EI changes, moratorium pose threat

Programs closely intertwined in Atlantic region to affect primary industries, especially tourism

Published on May 29, 2014

Premier Robert Ghiz , of P.E.I., left, shakes hands with Premier David Alward of New Brunswick at the end of a Council of Atlantic Premiers meeting in Saint John, N.B. on Monday, May 26, 2014.

©THE CANADIAN PRESS/Andrew Vaughan

Prince Edward Island is being adversely affected by a perfect storm of merging crises that pose a threat to important economic sectors of this province just as the summer tourist season is about to get underway. The worst fears of Atlantic premiers over changes to Employment Insurance were realized, suggests a draft report discussed by the premiers earlier this week in Saint John. P.E.I. Premier Robert Ghiz has long argued the EI changes must be reversed because of dire consequences for the region, but especially in this province where the major primary industries of agriculture, fisheries and tourism are so dependent on seasonal workers.

The EI changes have greatly reduced or eliminated eligibility claims, forcing hundreds to leave the province for employment elsewhere, mostly to western Canada, while out-migration numbers have hit a record high in P.E.I.

If seasonal workers are forced to leave, the challenge for primary industries would be finding enough people — especially experienced employees — to fill job vacancies this summer. Now Premier Ghiz has placed a dollar figure on the negative impact to P.E.I. — $20 million, a staggering figure which will have a cascading effect through all sectors of the Island economy.

The latest Stats Can figures indicate EI claims continued to decrease dramatically on P.E.I even though the unemployment rate continues to hover just over 11 per cent. One explanation is that workers are leaving for employment elsewhere, thus jeopardizing seasonal industries here.

What has especially angered Atlantic premiers is that Ottawa imposed EI changes unilaterally without consulting the provinces or assessing the impact on this region.

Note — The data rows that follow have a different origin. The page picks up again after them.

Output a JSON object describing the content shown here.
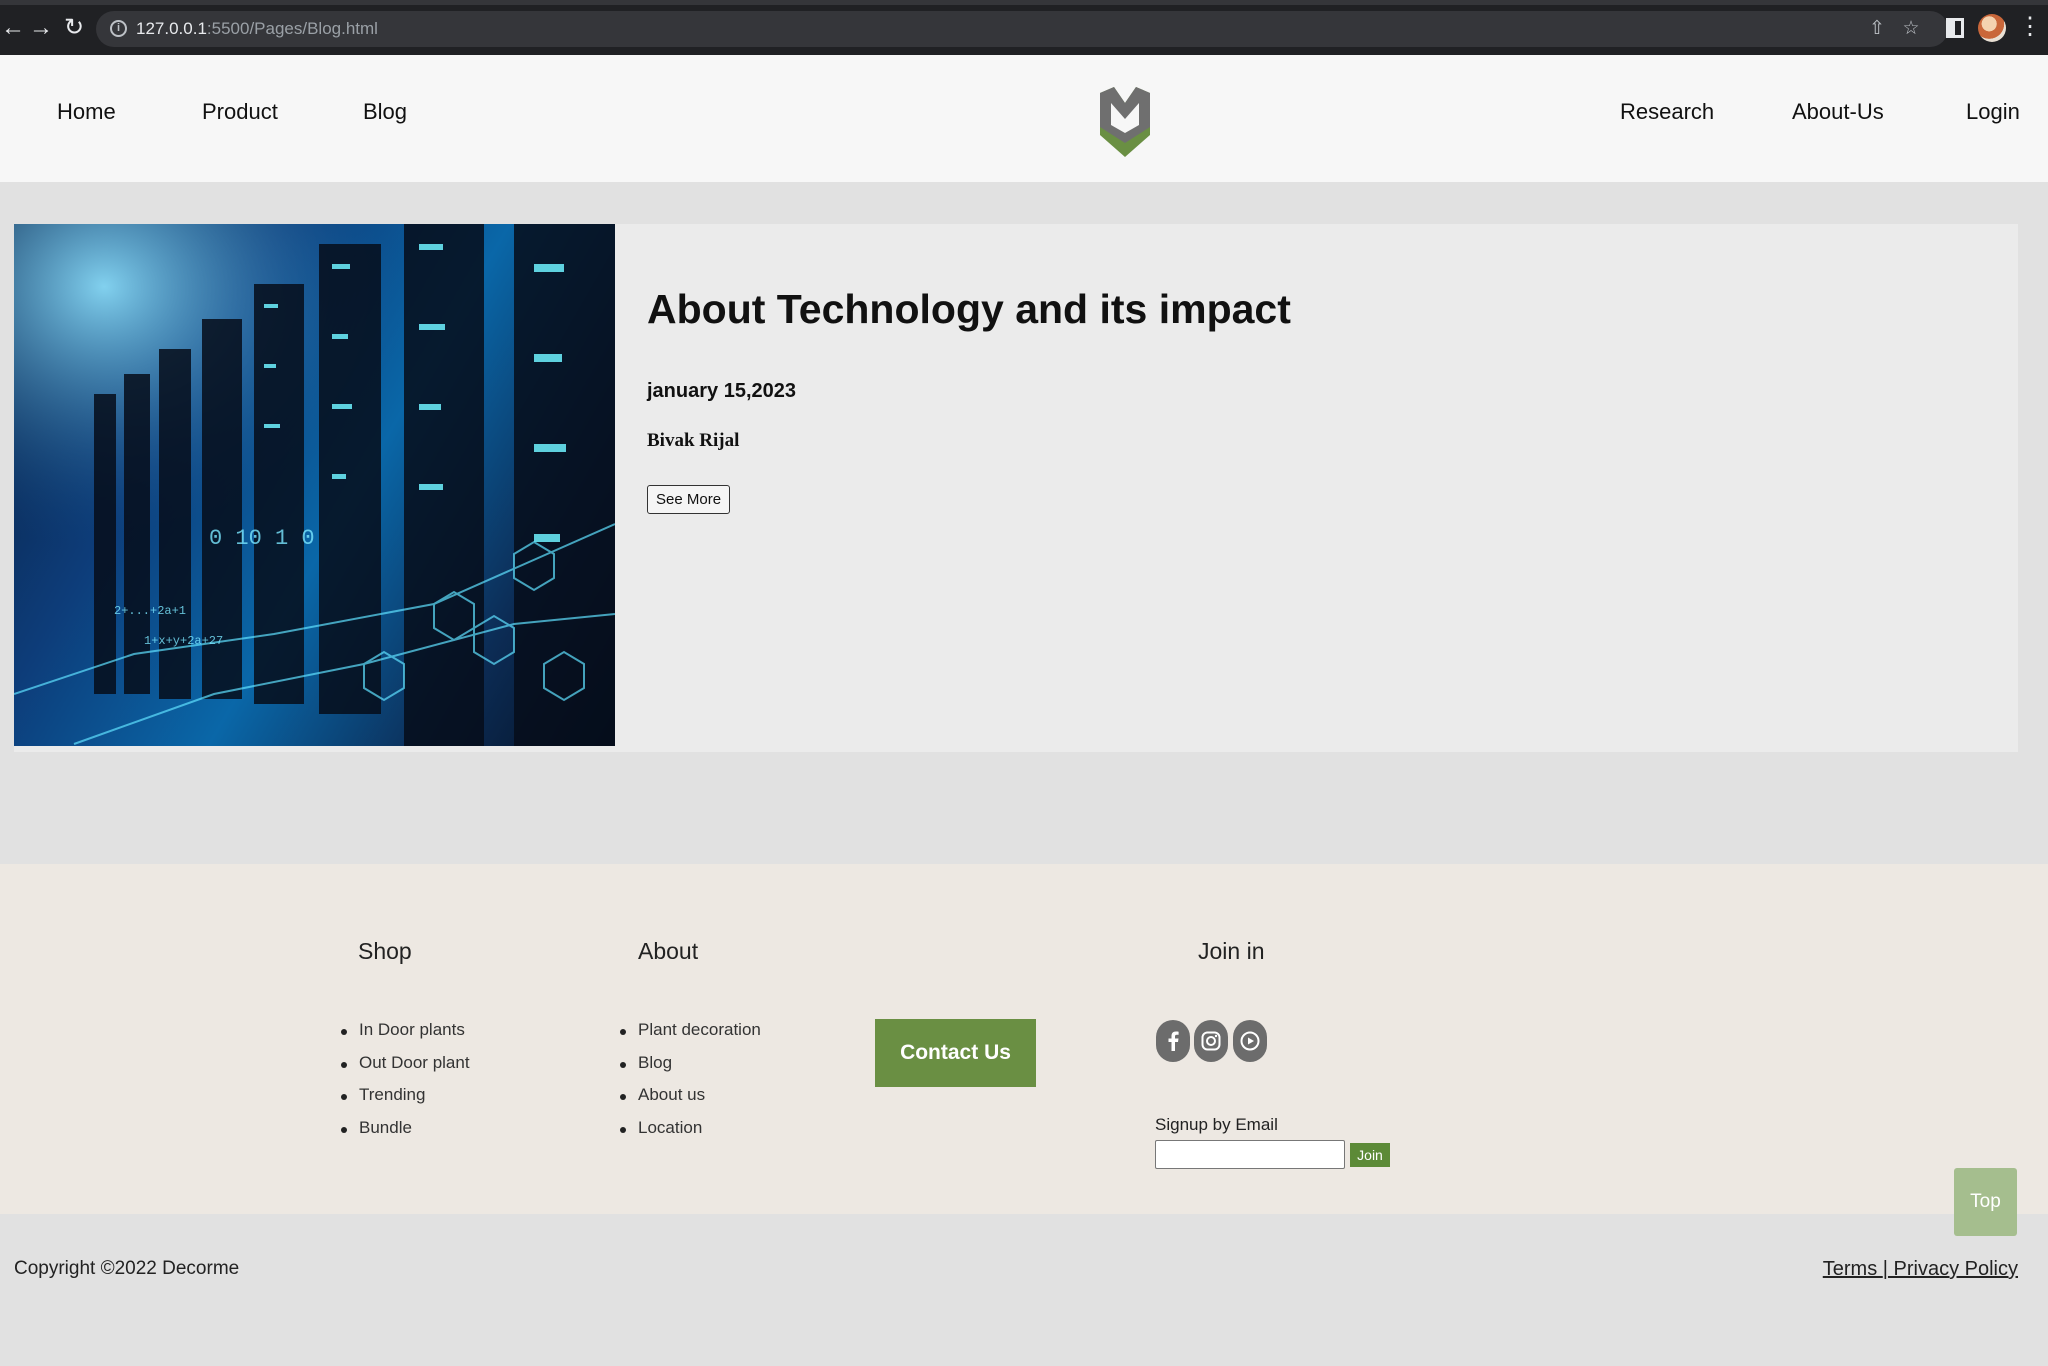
{
  "browser": {
    "url_host": "127.0.0.1",
    "url_rest": ":5500/Pages/Blog.html"
  },
  "nav": {
    "left": [
      "Home",
      "Product",
      "Blog"
    ],
    "right": [
      "Research",
      "About-Us",
      "Login"
    ]
  },
  "post": {
    "title": "About Technology and its impact",
    "date": "january 15,2023",
    "author": "Bivak Rijal",
    "see_more": "See More"
  },
  "footer": {
    "shop": {
      "heading": "Shop",
      "items": [
        "In Door plants",
        "Out Door plant",
        "Trending",
        "Bundle"
      ]
    },
    "about": {
      "heading": "About",
      "items": [
        "Plant decoration",
        "Blog",
        "About us",
        "Location"
      ]
    },
    "contact_label": "Contact Us",
    "join": {
      "heading": "Join in",
      "signup_label": "Signup by Email",
      "join_label": "Join"
    },
    "top_label": "Top",
    "copyright": "Copyright ©2022 Decorme",
    "terms": "Terms ",
    "separator": "|",
    "privacy": " Privacy Policy"
  },
  "colors": {
    "brand_green": "#6a8f43",
    "logo_gray": "#6f6f6f"
  },
  "icons": [
    "back-icon",
    "forward-icon",
    "reload-icon",
    "share-icon",
    "star-icon",
    "facebook-icon",
    "instagram-icon",
    "youtube-icon"
  ]
}
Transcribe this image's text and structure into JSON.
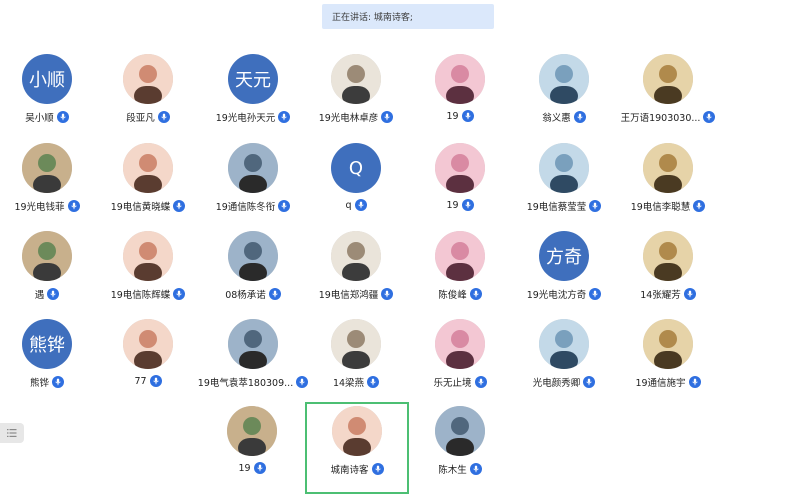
{
  "status": {
    "speaking_label": "正在讲话: 城南诗客;"
  },
  "participants": [
    {
      "name": "吴小顺",
      "avatar": {
        "type": "text",
        "text": "小顺"
      }
    },
    {
      "name": "段亚凡",
      "avatar": {
        "type": "photo",
        "hint": "totoro-illustration"
      }
    },
    {
      "name": "19光电孙天元",
      "avatar": {
        "type": "text",
        "text": "天元"
      }
    },
    {
      "name": "19光电林卓彦",
      "avatar": {
        "type": "photo",
        "hint": "sketch-portrait"
      }
    },
    {
      "name": "19",
      "avatar": {
        "type": "photo",
        "hint": "city-skyline"
      }
    },
    {
      "name": "翁义惠",
      "avatar": {
        "type": "photo",
        "hint": "street-photo"
      }
    },
    {
      "name": "王万语1903030...",
      "avatar": {
        "type": "photo",
        "hint": "cartoon-face"
      }
    },
    {
      "name": "19光电钱菲",
      "avatar": {
        "type": "photo",
        "hint": "baby-photo"
      }
    },
    {
      "name": "19电信黄晓蝶",
      "avatar": {
        "type": "photo",
        "hint": "outdoor-photo"
      }
    },
    {
      "name": "19通信陈冬衔",
      "avatar": {
        "type": "photo",
        "hint": "manga-drawing"
      }
    },
    {
      "name": "q",
      "avatar": {
        "type": "text",
        "text": "Q"
      }
    },
    {
      "name": "19",
      "avatar": {
        "type": "photo",
        "hint": "portrait"
      }
    },
    {
      "name": "19电信蔡莹莹",
      "avatar": {
        "type": "photo",
        "hint": "anime-character"
      }
    },
    {
      "name": "19电信李聪慧",
      "avatar": {
        "type": "photo",
        "hint": "child-photo"
      }
    },
    {
      "name": "遇",
      "avatar": {
        "type": "photo",
        "hint": "dark-portrait"
      }
    },
    {
      "name": "19电信陈辉蝶",
      "avatar": {
        "type": "photo",
        "hint": "line-drawing-girl"
      }
    },
    {
      "name": "08杨承诺",
      "avatar": {
        "type": "photo",
        "hint": "cat-photo"
      }
    },
    {
      "name": "19电信郑鸿疆",
      "avatar": {
        "type": "photo",
        "hint": "anime-girl"
      }
    },
    {
      "name": "陈俊峰",
      "avatar": {
        "type": "photo",
        "hint": "manga-boy"
      }
    },
    {
      "name": "19光电沈方奇",
      "avatar": {
        "type": "text",
        "text": "方奇"
      }
    },
    {
      "name": "14张耀芳",
      "avatar": {
        "type": "photo",
        "hint": "toddler-photo"
      }
    },
    {
      "name": "熊铧",
      "avatar": {
        "type": "text",
        "text": "熊铧"
      }
    },
    {
      "name": "77",
      "avatar": {
        "type": "photo",
        "hint": "baby-pink-hat"
      }
    },
    {
      "name": "19电气袁萃180309...",
      "avatar": {
        "type": "photo",
        "hint": "bride-photo"
      }
    },
    {
      "name": "14梁燕",
      "avatar": {
        "type": "photo",
        "hint": "cartoon-scooter"
      }
    },
    {
      "name": "乐无止境",
      "avatar": {
        "type": "photo",
        "hint": "flower-photo"
      }
    },
    {
      "name": "光电颜秀卿",
      "avatar": {
        "type": "photo",
        "hint": "girl-photo"
      }
    },
    {
      "name": "19通信施宇",
      "avatar": {
        "type": "photo",
        "hint": "anime-sticker"
      }
    },
    {
      "name": "19",
      "avatar": {
        "type": "photo",
        "hint": "cartoon-penguin"
      }
    },
    {
      "name": "城南诗客",
      "avatar": {
        "type": "photo",
        "hint": "cartoon-man-glasses"
      },
      "active": true
    },
    {
      "name": "陈木生",
      "avatar": {
        "type": "photo",
        "hint": "couple-drawing"
      }
    }
  ],
  "colors": {
    "avatar_text_bg": "#3f6fbd",
    "mic_badge": "#2f6fe0",
    "active_border": "#4cbf73",
    "banner_bg": "#dbe8fb"
  },
  "icons": {
    "mic": "microphone-icon",
    "menu": "list-menu-icon"
  }
}
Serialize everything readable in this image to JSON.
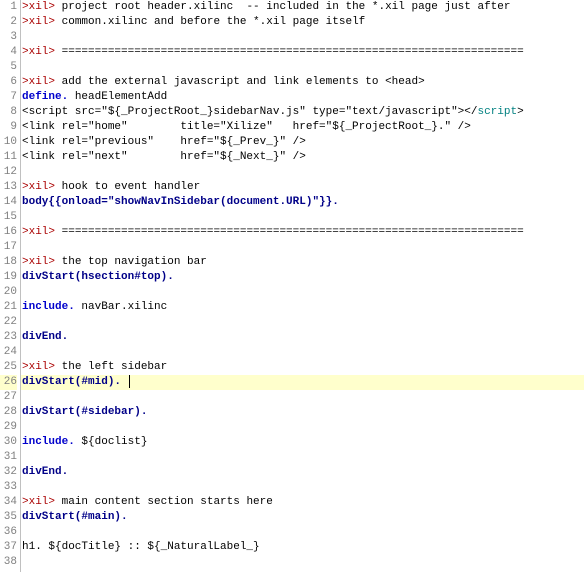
{
  "editor": {
    "current_line": 26,
    "lines": [
      {
        "n": 1,
        "segs": [
          {
            "c": "t-red",
            "t": ">xil>"
          },
          {
            "c": "t-black",
            "t": " project root header.xilinc  -- included in the *.xil page just after"
          }
        ]
      },
      {
        "n": 2,
        "segs": [
          {
            "c": "t-red",
            "t": ">xil>"
          },
          {
            "c": "t-black",
            "t": " common.xilinc and before the *.xil page itself"
          }
        ]
      },
      {
        "n": 3,
        "segs": []
      },
      {
        "n": 4,
        "segs": [
          {
            "c": "t-red",
            "t": ">xil>"
          },
          {
            "c": "t-black",
            "t": " ======================================================================"
          }
        ]
      },
      {
        "n": 5,
        "segs": []
      },
      {
        "n": 6,
        "segs": [
          {
            "c": "t-red",
            "t": ">xil>"
          },
          {
            "c": "t-black",
            "t": " add the external javascript and link elements to <head>"
          }
        ]
      },
      {
        "n": 7,
        "segs": [
          {
            "c": "t-blue",
            "t": "define."
          },
          {
            "c": "t-black",
            "t": " headElementAdd"
          }
        ]
      },
      {
        "n": 8,
        "segs": [
          {
            "c": "t-black",
            "t": "<script src=\"${_ProjectRoot_}sidebarNav.js\" type=\"text/javascript\"></"
          },
          {
            "c": "t-teal",
            "t": "script"
          },
          {
            "c": "t-black",
            "t": ">"
          }
        ]
      },
      {
        "n": 9,
        "segs": [
          {
            "c": "t-black",
            "t": "<link rel=\"home\"        title=\"Xilize\"   href=\"${_ProjectRoot_}.\" />"
          }
        ]
      },
      {
        "n": 10,
        "segs": [
          {
            "c": "t-black",
            "t": "<link rel=\"previous\"    href=\"${_Prev_}\" />"
          }
        ]
      },
      {
        "n": 11,
        "segs": [
          {
            "c": "t-black",
            "t": "<link rel=\"next\"        href=\"${_Next_}\" />"
          }
        ]
      },
      {
        "n": 12,
        "segs": []
      },
      {
        "n": 13,
        "segs": [
          {
            "c": "t-red",
            "t": ">xil>"
          },
          {
            "c": "t-black",
            "t": " hook to event handler"
          }
        ]
      },
      {
        "n": 14,
        "segs": [
          {
            "c": "t-darkblue",
            "t": "body{{onload=\"showNavInSidebar(document.URL)\"}}."
          }
        ]
      },
      {
        "n": 15,
        "segs": []
      },
      {
        "n": 16,
        "segs": [
          {
            "c": "t-red",
            "t": ">xil>"
          },
          {
            "c": "t-black",
            "t": " ======================================================================"
          }
        ]
      },
      {
        "n": 17,
        "segs": []
      },
      {
        "n": 18,
        "segs": [
          {
            "c": "t-red",
            "t": ">xil>"
          },
          {
            "c": "t-black",
            "t": " the top navigation bar"
          }
        ]
      },
      {
        "n": 19,
        "segs": [
          {
            "c": "t-darkblue",
            "t": "divStart(hsection#top)."
          }
        ]
      },
      {
        "n": 20,
        "segs": []
      },
      {
        "n": 21,
        "segs": [
          {
            "c": "t-blue",
            "t": "include."
          },
          {
            "c": "t-black",
            "t": " navBar.xilinc"
          }
        ]
      },
      {
        "n": 22,
        "segs": []
      },
      {
        "n": 23,
        "segs": [
          {
            "c": "t-darkblue",
            "t": "divEnd."
          }
        ]
      },
      {
        "n": 24,
        "segs": []
      },
      {
        "n": 25,
        "segs": [
          {
            "c": "t-red",
            "t": ">xil>"
          },
          {
            "c": "t-black",
            "t": " the left sidebar"
          }
        ]
      },
      {
        "n": 26,
        "segs": [
          {
            "c": "t-darkblue",
            "t": "divStart(#mid)."
          },
          {
            "c": "t-black",
            "t": " "
          }
        ],
        "caret": true
      },
      {
        "n": 27,
        "segs": []
      },
      {
        "n": 28,
        "segs": [
          {
            "c": "t-darkblue",
            "t": "divStart(#sidebar)."
          }
        ]
      },
      {
        "n": 29,
        "segs": []
      },
      {
        "n": 30,
        "segs": [
          {
            "c": "t-blue",
            "t": "include."
          },
          {
            "c": "t-black",
            "t": " ${doclist}"
          }
        ]
      },
      {
        "n": 31,
        "segs": []
      },
      {
        "n": 32,
        "segs": [
          {
            "c": "t-darkblue",
            "t": "divEnd."
          }
        ]
      },
      {
        "n": 33,
        "segs": []
      },
      {
        "n": 34,
        "segs": [
          {
            "c": "t-red",
            "t": ">xil>"
          },
          {
            "c": "t-black",
            "t": " main content section starts here"
          }
        ]
      },
      {
        "n": 35,
        "segs": [
          {
            "c": "t-darkblue",
            "t": "divStart(#main)."
          }
        ]
      },
      {
        "n": 36,
        "segs": []
      },
      {
        "n": 37,
        "segs": [
          {
            "c": "t-black",
            "t": "h1. ${docTitle} :: ${_NaturalLabel_}"
          }
        ]
      },
      {
        "n": 38,
        "segs": []
      }
    ]
  }
}
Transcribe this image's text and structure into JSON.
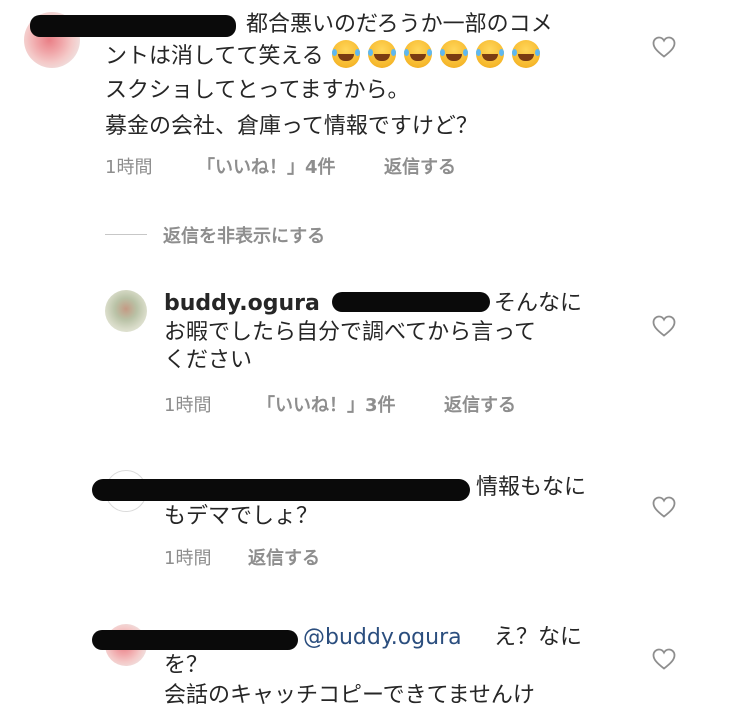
{
  "comment1": {
    "text_line1": "都合悪いのだろうか一部のコメ",
    "text_line2": "ントは消してて笑える",
    "text_line3": "スクショしてとってますから。",
    "text_line4": "募金の会社、倉庫って情報ですけど？",
    "time": "1時間",
    "likes": "「いいね！」4件",
    "reply": "返信する",
    "emoji_icon": "face-with-tears-of-joy"
  },
  "hide_replies": {
    "label": "返信を非表示にする"
  },
  "reply1": {
    "username": "buddy.ogura",
    "text_line1_suffix": "そんなに",
    "text_line2": "お暇でしたら自分で調べてから言って",
    "text_line3": "ください",
    "time": "1時間",
    "likes": "「いいね！」3件",
    "reply": "返信する"
  },
  "reply2": {
    "text_line1_suffix": "情報もなに",
    "text_line2": "もデマでしょ？",
    "time": "1時間",
    "reply": "返信する"
  },
  "reply3": {
    "mention": "@buddy.ogura",
    "text_line1_suffix": "え？なに",
    "text_line2": "を？",
    "text_line3": "会話のキャッチコピーできてませんけ"
  },
  "colors": {
    "text": "#262626",
    "meta": "#8e8e8e",
    "mention": "#2b4e7e",
    "heart_stroke": "#8e8e8e"
  }
}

The changes were seen as a blatant effort to both reduce EI payments and also supply the labour demands of Alberta oilfields by forcing Atlantic Canadians to move elsewhere for work. Ottawa has achieved its desired goals on both counts and now the Atlantic Provinces are grappling with the fallout.

Another sudden decision by Ottawa also came to a head this week during the annual meeting of Restaurants Canada underway in Charlottetown. Delegates are upset the moratorium imposed on temporary foreign workers in the food service industry is having a devastating impact on their businesses.

Several complaints of abuse, mostly in Western Canada, resulted in Ottawa suspending the program for the food industry. Ottawa set up the program, failed to exercise due diligence to ensure that Canadians would not be adversely impacted, and then acted surprised there was a problem.

The TFW program and EI cuts are actually closely connected in Atlantic Canada. Restaurant delegates said that by halting TFWs from working in the food service industry, it has forced their businesses to curtail hours and days of operation, which means that Canadian employees are also losing money. Seasonal workers who stayed in Atlantic Canada with the hope of making up lost cash this summer, are now being threatened again.

Ottawa’s overreaction comes just as many restaurants and food operations in Atlantic Canada are gearing up for the summer. Restaurants Canada chair Liam Dolan of Charlottetown is demanding a meeting with PM Stephen Harper on the moratorium and to address the crisis of a workers’ shortage in the food service industry. Good luck on that one. If the PM can't control both the agenda and the message, there will be no meeting.

While the present moratorium only affects food service workers, there is a fear that if abuses are reported in other sectors, the entire program might be scrapped in a desperate federal pre-election gamble. That indeed would be disastrous.